Imagine a Final Four of Louisville, Georgetown, Indiana and Ohio State. Heck, some people may pick No. 3 seed Michigan State over Louisville (and Duke) and No. 4 seed Michigan over Georgetown (and Kansas) and go for an all-Big Ten Final Four.
The all-Big East Final Four is harder to fathom this year, with the top Big East team out West being No. 7 seed Notre Dame or No. 8 seed Pittsburgh. Still, the East has No. 3 Marquette and No. 4 Syracuse, so three out of four could happen.
Historically speaking, picking one conference to get two teams to the Final Four is a pretty good bet.
While the last three tournaments have featured Final Four participants from four different conferences—funny, VCU and Butler were both at the 2011 Final Four from different conferences; they are in the same conference now but won't be next year—18 of the last 28 NCAA tournaments have seen two teams from the same conference make the Final Four, including a span of eight straight years from 1999 to 2006.
When in doubt, pick two Big East and two Big Ten and hope for the best.
When all else fails, do something totally random. I have had my five-year-old daughter pick a bracket every year since she was two. She had Butler in the Final Four both years they made it. Turns out she just liked saying the word "butt" without getting yelled at.
People put the teams on a dartboard, which would be fine, but I am terrible at darts, so I'd constantly aim for one team and end up with the other.
However, my favorite random bracket is…wait for it…the "Ultimate Mascot Fight Bracket."
What if every mascot in the NCAA tournament fought to the death? Who would win it all? Let's find out!
The Midwest would have the Liberty Flames get through the North Carolina A&T Aggies, the Louisville Cardinals and the Missouri Tigers before losing out to the Duke Blue Devils, who one would think must be adept at handling flames.
Duke would beat the Michigan State Spartans on the way to the Final Four, assuming a Spartan can defeat a Memphis Tiger or whatever the flying horse is at Middle Tennessee State.
In the West, we run into that old Simpsons line, "Who are we? The Wildcats!

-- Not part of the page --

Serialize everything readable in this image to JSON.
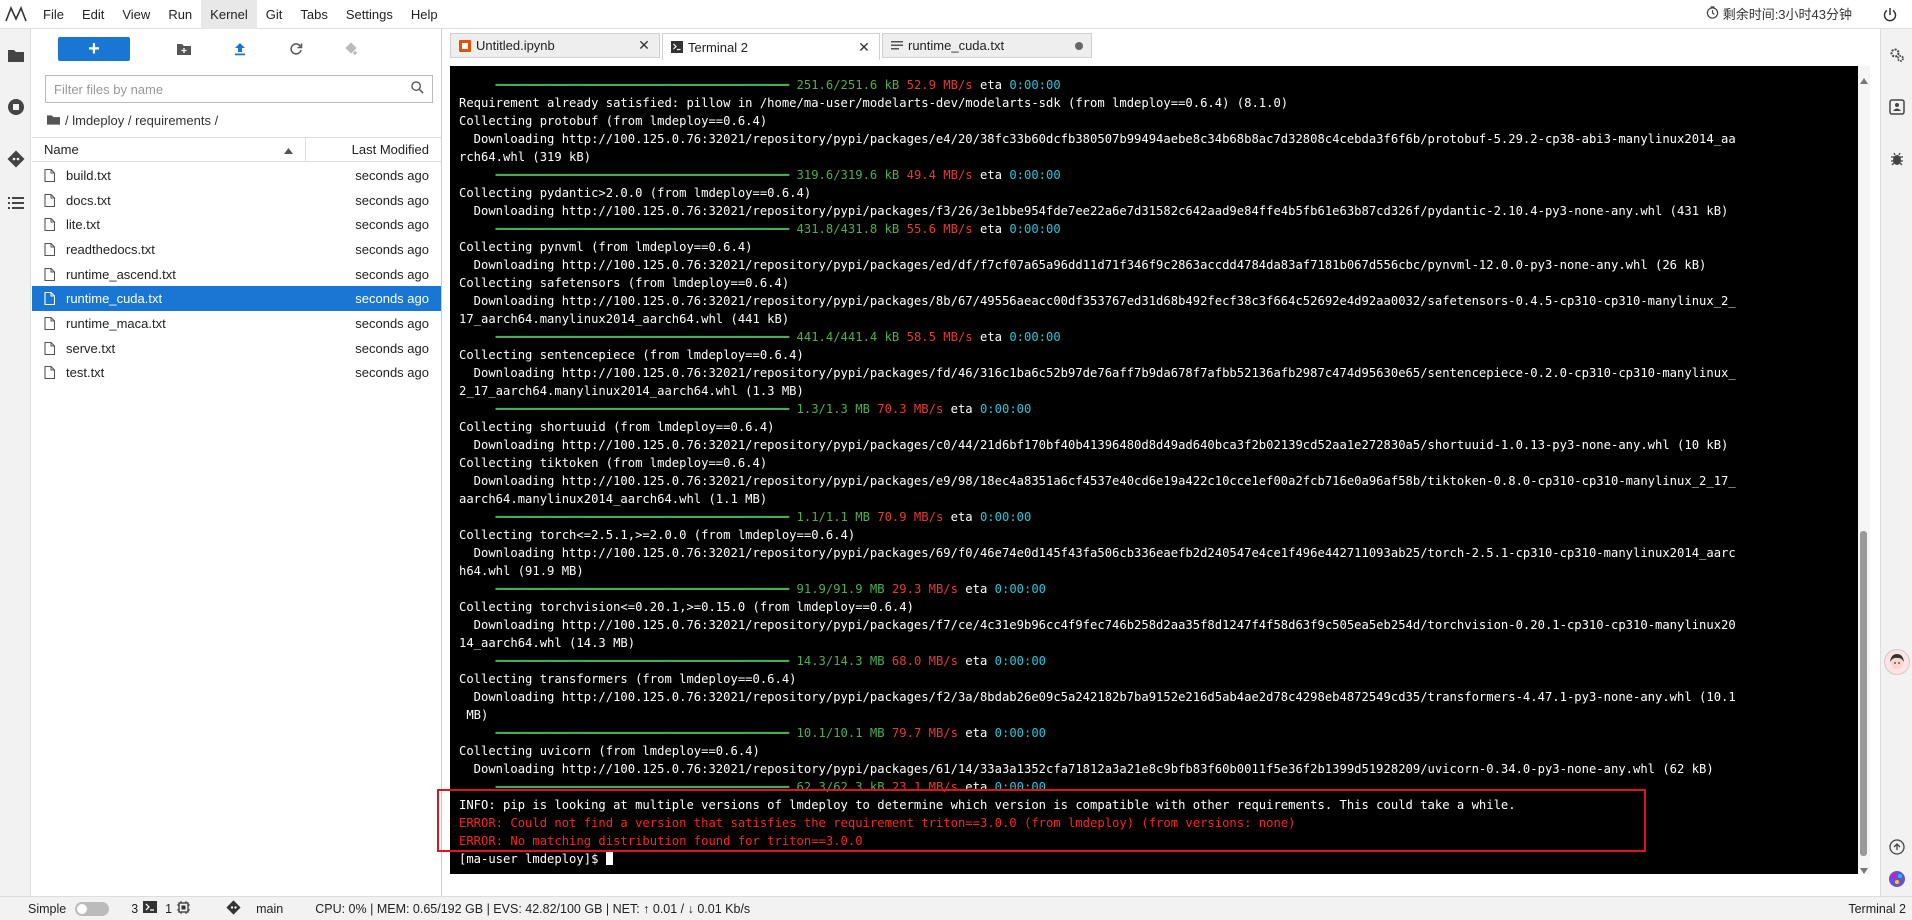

Who are we going to beat? The Wildcats!" for the first time, as there are a lot of Wildcats in this bracket.
Could a Kansas State Wildcat defeat a Pitt Panther? I mean, seriously, if Kansas State changed its name to the ThunderCats like its logo suggests, maybe.

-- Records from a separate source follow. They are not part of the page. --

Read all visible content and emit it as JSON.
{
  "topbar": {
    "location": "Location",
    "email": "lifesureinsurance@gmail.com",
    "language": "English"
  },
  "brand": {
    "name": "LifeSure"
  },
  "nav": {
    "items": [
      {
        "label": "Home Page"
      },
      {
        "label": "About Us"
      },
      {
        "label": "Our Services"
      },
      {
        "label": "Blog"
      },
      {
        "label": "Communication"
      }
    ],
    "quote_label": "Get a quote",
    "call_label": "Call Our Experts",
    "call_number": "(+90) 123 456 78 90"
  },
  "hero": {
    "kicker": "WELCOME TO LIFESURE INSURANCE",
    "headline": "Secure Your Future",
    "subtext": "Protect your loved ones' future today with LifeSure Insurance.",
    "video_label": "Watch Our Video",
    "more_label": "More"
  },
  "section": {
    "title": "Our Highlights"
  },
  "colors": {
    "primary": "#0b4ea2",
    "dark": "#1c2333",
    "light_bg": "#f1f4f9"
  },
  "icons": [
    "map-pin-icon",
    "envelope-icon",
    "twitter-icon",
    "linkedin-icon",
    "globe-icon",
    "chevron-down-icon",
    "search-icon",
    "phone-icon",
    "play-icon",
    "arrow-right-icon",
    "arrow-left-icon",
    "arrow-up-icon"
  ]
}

No matter, as Iowa State is totally making it out of the West. A Cyclone would destroy any cat, dog, bear or leprechaun in its way.
In the South, we have some must-see fights, including a Michigan Wolverine against a VCU Ram with the winner taking on yet another Wildcat from Villanova. I'm assuming a Wildcat can thwart a Tar Heel, but maybe I'm wrong on that.
The other side of that region is fascinating, as the UCLA Bruins would face the Florida Gators in the second round with the winner likely facing the San Diego State Aztecs. OK, it seems as though this fight has actually happened, and the winner was…anyone who just clicked that link to watch a bear fight a gator. (Winner: Bear, in extremely violent computer-generated fashion.)
Now, is there a video of an Aztec Warrior fighting a bear? I'm going with the warrior, who would beat the Bruin and take out any Wolverine or Ram in his path.
In the East, we have an interesting decision, because the Montana Grizzlies could face the Cal Bears in the second round. The winner is Montana, mainly because Cal's website said its bear is "lovable," which is code for soft.
The Grizzlies could destroy the N.C. State Wolfpack, but none of them—not even the Fighting Illini—would be a match for the Miami Hurricanes. (And yes, I know the mascot is technically an ibis and the nickname a Hurricane, but you try to make your mascot a giant wind storm and see how that works out in your gym, OK?! OK.)
With that, the mascot Final Four would be the Duke Blue Devils, Iowa State Cyclones, San Diego State Aztecs and Miami Hurricanes. The Hurricanes would surely make the title game over the Aztecs, and the winner of the other semifinal would depend on if you think a Blue Devil is more powerful than a natural disaster.
Never bet against the Devil. Duke is probably a safe bet on this one.
What did we miss? What's your favorite way to fill out multiple brackets?